Whenever a line in the data holds the string "structured", pull that line out.

== Task input ==

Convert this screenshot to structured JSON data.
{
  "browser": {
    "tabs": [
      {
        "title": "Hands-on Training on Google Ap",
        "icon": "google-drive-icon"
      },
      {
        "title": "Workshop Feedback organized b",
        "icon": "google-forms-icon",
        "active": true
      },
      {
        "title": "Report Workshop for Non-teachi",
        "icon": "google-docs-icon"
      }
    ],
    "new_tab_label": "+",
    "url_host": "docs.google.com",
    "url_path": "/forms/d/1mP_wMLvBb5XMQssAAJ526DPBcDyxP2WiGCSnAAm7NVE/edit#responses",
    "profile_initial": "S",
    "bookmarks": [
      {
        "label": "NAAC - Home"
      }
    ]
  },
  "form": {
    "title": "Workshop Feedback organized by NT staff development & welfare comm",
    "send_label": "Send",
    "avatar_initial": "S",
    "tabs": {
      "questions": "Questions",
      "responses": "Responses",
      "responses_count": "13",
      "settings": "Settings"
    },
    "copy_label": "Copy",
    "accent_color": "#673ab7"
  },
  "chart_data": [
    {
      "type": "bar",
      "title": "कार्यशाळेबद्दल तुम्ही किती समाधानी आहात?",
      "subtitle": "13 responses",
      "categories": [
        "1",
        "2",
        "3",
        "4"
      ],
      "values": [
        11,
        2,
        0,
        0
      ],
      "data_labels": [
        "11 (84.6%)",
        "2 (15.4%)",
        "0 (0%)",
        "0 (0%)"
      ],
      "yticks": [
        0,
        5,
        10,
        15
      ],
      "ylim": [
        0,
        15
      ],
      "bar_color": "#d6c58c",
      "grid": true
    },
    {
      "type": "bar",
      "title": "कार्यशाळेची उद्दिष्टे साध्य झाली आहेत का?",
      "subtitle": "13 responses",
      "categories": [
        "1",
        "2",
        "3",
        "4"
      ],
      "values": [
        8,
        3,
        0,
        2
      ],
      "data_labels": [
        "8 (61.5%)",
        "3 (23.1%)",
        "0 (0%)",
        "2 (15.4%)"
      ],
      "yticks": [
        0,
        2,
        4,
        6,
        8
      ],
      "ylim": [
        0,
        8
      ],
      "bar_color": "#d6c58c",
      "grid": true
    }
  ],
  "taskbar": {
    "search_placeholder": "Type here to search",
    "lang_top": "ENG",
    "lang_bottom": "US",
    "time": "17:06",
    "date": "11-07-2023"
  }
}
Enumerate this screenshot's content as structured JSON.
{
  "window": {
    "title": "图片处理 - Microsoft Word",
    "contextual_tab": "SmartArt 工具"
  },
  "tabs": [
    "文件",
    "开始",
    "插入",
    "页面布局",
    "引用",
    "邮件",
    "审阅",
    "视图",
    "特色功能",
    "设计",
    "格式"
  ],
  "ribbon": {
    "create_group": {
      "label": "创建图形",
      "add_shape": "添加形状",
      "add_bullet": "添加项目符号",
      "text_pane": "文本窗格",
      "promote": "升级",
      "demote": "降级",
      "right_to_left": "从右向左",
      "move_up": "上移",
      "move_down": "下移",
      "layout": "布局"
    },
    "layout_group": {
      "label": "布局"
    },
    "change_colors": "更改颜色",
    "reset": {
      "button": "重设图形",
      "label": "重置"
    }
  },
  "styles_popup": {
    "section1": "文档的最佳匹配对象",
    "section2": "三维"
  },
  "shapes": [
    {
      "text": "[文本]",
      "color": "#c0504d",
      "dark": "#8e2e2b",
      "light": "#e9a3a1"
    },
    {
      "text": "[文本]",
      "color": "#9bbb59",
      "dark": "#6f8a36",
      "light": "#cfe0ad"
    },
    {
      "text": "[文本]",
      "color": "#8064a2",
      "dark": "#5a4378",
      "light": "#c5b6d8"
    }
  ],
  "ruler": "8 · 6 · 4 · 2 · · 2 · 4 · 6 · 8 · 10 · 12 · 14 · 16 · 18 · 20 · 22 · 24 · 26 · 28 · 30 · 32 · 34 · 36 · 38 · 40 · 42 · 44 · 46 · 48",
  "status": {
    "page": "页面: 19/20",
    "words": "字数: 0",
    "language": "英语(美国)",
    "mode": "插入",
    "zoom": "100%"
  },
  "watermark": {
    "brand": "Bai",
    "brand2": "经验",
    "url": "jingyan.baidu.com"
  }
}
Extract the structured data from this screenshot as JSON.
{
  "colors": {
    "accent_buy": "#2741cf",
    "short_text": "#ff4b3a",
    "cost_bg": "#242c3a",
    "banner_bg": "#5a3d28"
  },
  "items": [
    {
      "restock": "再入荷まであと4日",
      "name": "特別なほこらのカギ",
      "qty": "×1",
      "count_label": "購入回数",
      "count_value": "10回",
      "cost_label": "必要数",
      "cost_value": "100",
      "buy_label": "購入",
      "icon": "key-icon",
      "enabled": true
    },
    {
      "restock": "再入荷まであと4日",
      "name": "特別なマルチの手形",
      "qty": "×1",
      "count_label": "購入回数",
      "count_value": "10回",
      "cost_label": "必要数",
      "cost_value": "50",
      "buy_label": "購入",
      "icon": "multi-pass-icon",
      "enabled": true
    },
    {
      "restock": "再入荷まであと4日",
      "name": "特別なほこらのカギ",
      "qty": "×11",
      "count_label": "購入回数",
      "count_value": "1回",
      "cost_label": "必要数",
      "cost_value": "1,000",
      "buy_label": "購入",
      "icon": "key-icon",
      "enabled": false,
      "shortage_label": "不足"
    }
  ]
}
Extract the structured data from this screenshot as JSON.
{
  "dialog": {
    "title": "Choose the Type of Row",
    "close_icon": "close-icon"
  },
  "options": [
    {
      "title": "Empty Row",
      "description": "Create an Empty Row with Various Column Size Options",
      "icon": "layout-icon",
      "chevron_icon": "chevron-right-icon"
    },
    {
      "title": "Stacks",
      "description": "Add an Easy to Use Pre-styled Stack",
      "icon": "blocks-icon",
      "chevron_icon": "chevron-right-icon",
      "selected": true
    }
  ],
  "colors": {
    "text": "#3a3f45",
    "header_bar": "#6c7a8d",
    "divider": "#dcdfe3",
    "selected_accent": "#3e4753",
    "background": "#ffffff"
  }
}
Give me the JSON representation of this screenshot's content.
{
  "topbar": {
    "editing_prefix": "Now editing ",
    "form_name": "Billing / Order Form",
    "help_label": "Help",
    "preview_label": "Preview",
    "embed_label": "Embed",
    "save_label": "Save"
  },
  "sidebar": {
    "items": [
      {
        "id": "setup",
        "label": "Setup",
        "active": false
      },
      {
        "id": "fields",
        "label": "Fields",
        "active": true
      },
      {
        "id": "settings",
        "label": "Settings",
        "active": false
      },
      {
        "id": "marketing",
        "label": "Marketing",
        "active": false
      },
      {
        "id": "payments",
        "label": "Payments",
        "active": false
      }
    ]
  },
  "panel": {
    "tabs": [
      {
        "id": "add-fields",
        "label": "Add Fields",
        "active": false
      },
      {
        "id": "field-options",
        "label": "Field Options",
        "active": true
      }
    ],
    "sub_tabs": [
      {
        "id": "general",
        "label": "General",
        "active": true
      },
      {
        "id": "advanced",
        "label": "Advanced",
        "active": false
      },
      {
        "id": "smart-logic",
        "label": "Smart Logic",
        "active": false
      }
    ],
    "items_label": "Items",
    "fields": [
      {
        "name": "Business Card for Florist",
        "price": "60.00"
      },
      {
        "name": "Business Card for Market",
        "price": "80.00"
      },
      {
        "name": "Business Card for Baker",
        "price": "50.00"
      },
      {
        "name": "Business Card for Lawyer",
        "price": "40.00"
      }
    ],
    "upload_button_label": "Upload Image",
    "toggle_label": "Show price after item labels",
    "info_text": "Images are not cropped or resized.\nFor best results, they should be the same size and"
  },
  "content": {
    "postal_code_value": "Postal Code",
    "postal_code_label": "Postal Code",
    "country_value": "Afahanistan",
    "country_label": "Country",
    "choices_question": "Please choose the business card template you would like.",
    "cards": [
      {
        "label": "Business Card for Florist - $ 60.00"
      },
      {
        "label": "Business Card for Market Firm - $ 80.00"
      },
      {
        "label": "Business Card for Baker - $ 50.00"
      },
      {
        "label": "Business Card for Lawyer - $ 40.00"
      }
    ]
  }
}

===

** Result of this exercise **
Convert this screenshot to structured JSON data.
Enumerate this screenshot's content as structured JSON.
Extract the structured data from this screenshot as JSON.
Extract the structured data from this screenshot as JSON.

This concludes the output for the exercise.